(Raw data):
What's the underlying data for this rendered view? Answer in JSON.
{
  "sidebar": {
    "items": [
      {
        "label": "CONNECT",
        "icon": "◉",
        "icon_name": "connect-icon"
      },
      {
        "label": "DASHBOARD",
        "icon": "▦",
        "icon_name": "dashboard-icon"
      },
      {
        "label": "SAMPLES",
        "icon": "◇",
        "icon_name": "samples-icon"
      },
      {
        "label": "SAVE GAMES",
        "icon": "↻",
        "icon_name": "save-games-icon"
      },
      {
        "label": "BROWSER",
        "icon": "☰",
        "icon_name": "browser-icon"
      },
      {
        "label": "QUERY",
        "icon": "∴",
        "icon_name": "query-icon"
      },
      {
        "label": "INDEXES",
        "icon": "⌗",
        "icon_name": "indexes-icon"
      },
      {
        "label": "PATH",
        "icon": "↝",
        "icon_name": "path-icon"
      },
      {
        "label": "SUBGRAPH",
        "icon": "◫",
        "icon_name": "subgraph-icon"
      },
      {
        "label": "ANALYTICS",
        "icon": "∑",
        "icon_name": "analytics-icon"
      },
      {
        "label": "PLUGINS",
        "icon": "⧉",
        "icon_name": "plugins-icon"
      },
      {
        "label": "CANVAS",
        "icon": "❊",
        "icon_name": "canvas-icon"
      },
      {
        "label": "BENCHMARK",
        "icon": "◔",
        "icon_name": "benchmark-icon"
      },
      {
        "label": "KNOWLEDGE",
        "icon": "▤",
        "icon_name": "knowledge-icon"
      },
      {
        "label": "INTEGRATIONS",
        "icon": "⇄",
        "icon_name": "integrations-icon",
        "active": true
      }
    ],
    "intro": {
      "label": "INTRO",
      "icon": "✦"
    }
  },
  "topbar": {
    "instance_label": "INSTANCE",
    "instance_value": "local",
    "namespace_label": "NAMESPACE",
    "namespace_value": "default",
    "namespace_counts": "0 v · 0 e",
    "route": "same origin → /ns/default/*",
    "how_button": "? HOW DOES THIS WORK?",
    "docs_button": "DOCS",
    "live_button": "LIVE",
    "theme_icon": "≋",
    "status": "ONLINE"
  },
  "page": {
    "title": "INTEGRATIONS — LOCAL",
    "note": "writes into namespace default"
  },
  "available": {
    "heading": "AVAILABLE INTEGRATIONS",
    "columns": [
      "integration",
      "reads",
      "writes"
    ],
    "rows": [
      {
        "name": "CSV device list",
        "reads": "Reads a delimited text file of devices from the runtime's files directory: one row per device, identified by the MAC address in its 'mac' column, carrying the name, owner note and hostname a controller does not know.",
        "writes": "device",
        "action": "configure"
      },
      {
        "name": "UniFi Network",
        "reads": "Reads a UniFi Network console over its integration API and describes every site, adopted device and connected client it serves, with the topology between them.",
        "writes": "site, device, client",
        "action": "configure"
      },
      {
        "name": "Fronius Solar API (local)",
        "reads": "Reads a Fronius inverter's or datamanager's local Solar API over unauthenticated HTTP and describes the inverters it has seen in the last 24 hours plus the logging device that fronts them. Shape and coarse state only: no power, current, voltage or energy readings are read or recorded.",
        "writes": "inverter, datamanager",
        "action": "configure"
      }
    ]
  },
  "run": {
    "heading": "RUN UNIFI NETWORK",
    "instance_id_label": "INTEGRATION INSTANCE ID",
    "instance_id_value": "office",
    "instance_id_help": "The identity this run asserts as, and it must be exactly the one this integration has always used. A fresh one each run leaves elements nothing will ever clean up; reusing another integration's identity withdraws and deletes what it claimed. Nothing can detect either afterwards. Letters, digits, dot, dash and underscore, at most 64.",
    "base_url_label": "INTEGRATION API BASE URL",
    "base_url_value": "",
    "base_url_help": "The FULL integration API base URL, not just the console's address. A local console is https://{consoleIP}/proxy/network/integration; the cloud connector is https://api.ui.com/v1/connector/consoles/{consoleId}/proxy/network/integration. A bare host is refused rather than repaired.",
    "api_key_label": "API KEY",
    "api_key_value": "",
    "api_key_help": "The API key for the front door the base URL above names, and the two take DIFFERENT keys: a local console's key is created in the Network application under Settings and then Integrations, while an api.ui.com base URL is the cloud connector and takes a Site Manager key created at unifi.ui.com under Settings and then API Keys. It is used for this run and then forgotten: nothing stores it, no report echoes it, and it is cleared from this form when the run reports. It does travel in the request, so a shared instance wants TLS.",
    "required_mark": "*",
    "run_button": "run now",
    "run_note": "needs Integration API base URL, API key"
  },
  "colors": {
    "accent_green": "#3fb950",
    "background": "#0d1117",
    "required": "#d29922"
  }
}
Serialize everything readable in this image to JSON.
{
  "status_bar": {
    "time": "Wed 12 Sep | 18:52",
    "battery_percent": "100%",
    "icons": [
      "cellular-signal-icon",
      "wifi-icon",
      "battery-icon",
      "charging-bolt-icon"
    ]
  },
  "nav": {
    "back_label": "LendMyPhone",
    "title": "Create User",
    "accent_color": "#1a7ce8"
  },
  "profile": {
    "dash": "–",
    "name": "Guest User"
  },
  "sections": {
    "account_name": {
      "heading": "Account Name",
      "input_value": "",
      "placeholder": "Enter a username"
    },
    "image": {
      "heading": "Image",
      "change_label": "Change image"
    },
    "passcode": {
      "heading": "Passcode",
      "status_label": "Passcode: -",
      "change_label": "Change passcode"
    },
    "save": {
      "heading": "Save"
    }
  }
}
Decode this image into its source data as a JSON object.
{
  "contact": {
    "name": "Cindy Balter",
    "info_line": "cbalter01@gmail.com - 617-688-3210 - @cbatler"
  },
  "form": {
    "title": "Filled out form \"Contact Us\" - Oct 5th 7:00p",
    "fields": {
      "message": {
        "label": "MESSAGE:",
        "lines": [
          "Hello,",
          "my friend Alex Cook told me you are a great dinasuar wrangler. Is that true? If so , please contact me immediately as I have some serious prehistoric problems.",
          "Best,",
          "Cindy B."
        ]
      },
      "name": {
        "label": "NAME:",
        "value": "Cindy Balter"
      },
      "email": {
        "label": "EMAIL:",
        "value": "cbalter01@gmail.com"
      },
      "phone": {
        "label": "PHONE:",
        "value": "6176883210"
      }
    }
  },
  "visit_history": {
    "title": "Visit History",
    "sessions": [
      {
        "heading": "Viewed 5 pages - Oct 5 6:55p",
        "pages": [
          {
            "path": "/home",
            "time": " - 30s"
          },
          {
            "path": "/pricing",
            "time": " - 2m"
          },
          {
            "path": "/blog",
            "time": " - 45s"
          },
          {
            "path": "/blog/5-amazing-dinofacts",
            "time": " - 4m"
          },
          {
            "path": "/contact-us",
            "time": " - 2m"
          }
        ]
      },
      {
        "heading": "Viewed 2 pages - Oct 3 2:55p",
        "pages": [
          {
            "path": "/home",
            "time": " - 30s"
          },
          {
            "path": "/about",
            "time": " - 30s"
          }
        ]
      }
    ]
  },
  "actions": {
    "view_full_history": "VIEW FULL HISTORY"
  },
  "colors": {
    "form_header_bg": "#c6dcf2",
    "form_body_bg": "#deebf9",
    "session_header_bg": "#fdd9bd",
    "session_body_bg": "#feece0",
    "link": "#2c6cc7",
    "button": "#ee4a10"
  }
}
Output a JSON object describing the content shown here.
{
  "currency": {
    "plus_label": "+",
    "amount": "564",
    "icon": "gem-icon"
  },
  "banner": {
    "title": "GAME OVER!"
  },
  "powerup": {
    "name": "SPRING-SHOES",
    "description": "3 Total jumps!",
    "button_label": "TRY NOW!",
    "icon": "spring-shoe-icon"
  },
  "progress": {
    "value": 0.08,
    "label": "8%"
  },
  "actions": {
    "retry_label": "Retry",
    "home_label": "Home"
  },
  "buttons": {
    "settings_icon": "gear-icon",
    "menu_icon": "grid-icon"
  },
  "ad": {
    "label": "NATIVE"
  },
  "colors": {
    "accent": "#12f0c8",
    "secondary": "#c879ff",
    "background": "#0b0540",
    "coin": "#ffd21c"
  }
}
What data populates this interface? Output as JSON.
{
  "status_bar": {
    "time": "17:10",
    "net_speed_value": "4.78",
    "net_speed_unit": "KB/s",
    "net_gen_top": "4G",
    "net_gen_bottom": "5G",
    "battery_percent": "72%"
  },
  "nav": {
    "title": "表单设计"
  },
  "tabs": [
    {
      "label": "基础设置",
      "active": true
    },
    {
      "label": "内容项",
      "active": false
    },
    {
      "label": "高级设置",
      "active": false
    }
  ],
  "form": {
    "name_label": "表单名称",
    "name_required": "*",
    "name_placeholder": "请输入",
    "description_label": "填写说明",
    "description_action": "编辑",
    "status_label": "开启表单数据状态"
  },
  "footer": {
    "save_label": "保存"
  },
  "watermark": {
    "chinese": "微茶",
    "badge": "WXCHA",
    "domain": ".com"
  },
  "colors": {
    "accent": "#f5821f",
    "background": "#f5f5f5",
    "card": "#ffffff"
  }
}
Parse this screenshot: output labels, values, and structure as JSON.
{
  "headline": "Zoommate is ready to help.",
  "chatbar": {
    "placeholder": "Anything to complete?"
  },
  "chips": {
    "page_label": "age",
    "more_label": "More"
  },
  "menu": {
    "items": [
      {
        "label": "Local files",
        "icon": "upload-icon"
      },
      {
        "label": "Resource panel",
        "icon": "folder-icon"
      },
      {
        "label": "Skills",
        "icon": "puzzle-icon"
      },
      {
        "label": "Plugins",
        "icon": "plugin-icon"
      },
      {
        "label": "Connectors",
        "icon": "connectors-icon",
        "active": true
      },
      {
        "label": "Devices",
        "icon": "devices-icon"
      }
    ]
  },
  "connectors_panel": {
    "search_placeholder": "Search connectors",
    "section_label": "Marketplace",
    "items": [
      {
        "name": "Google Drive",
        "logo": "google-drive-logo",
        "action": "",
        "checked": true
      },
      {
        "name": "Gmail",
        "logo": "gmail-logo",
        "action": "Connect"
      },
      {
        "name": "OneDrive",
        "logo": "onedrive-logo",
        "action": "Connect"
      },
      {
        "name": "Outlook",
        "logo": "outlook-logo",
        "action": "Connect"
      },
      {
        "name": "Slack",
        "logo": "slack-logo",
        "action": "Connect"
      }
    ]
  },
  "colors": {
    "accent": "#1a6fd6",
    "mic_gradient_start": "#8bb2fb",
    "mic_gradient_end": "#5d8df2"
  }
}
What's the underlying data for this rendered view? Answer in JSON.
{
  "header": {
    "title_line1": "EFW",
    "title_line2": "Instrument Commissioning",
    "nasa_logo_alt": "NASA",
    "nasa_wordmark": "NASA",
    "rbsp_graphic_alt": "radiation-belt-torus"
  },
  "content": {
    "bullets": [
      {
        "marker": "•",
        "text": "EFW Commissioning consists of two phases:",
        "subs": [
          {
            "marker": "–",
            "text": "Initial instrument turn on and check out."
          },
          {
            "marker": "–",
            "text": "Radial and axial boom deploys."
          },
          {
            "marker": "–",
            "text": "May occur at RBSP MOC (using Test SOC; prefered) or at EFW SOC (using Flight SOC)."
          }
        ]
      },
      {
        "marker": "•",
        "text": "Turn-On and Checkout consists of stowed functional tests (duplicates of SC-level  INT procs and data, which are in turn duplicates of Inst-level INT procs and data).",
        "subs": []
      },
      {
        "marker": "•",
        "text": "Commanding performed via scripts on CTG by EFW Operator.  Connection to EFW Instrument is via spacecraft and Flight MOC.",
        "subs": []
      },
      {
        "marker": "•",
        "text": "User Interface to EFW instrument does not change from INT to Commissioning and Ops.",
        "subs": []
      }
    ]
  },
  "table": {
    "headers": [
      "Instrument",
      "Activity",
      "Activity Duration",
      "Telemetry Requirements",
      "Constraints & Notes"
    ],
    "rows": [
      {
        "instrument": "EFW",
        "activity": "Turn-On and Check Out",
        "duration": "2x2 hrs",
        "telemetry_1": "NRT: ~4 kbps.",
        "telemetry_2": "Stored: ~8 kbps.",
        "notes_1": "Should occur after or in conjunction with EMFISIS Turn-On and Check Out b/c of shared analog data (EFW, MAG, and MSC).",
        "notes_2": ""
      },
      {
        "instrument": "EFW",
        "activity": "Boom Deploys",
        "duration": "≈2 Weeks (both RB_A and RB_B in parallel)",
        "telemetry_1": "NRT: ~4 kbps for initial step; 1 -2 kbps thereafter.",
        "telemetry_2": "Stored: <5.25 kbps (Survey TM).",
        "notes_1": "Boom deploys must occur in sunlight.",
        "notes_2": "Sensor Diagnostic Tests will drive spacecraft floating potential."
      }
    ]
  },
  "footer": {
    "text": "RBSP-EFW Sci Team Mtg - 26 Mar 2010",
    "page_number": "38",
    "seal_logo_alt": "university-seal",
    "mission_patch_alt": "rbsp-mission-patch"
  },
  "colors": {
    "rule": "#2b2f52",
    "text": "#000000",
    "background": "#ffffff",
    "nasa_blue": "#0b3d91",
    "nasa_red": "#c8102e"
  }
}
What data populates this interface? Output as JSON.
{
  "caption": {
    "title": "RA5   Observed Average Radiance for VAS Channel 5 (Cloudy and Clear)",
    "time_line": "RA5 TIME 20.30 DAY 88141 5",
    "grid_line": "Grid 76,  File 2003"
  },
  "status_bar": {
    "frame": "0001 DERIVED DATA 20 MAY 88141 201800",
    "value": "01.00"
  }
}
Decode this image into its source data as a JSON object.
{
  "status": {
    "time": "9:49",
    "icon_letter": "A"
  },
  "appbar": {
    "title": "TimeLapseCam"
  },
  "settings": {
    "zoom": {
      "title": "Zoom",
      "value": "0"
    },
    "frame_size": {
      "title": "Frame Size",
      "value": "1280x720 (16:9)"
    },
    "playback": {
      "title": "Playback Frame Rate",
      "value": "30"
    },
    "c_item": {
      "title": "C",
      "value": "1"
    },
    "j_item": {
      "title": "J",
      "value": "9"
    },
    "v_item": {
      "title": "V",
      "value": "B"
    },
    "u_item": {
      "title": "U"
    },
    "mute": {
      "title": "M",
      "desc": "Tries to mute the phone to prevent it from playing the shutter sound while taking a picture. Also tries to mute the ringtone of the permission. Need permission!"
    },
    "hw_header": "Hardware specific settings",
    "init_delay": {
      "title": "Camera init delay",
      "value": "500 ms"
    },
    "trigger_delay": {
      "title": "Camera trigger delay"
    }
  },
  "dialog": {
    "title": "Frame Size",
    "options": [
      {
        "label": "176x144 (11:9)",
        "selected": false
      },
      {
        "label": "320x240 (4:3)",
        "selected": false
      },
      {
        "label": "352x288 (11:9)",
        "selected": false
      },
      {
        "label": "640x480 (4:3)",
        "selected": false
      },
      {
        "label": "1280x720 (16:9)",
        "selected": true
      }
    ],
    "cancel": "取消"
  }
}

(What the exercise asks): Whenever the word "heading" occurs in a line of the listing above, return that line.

(Output for this exercise):
    "heading": "AVAILABLE INTEGRATIONS",
    "heading": "RUN UNIFI NETWORK",
      "heading": "Account Name",
      "heading": "Image",
      "heading": "Passcode",
      "heading": "Save"
        "heading": "Viewed 5 pages - Oct 5 6:55p",
        "heading": "Viewed 2 pages - Oct 3 2:55p",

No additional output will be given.